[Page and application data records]
-- Opening Marker --

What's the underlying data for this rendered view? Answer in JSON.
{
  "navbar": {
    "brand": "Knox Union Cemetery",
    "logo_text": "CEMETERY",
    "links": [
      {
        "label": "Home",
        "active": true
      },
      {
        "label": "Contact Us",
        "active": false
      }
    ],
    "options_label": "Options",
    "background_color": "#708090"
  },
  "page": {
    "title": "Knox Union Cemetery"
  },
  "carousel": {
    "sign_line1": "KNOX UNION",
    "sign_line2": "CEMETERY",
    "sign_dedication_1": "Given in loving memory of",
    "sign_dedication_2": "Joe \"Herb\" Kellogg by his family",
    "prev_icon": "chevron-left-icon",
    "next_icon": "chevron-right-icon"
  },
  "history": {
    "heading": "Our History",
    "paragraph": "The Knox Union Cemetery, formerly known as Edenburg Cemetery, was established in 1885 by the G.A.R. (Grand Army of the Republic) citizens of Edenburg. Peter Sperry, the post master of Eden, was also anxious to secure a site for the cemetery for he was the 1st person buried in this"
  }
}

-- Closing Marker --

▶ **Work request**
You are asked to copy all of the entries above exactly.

▶ **Your solution**
What's the underlying data for this rendered view? Answer in JSON.
{
  "navbar": {
    "brand": "Knox Union Cemetery",
    "logo_text": "CEMETERY",
    "links": [
      {
        "label": "Home",
        "active": true
      },
      {
        "label": "Contact Us",
        "active": false
      }
    ],
    "options_label": "Options",
    "background_color": "#708090"
  },
  "page": {
    "title": "Knox Union Cemetery"
  },
  "carousel": {
    "sign_line1": "KNOX UNION",
    "sign_line2": "CEMETERY",
    "sign_dedication_1": "Given in loving memory of",
    "sign_dedication_2": "Joe \"Herb\" Kellogg by his family",
    "prev_icon": "chevron-left-icon",
    "next_icon": "chevron-right-icon"
  },
  "history": {
    "heading": "Our History",
    "paragraph": "The Knox Union Cemetery, formerly known as Edenburg Cemetery, was established in 1885 by the G.A.R. (Grand Army of the Republic) citizens of Edenburg. Peter Sperry, the post master of Eden, was also anxious to secure a site for the cemetery for he was the 1st person buried in this"
  }
}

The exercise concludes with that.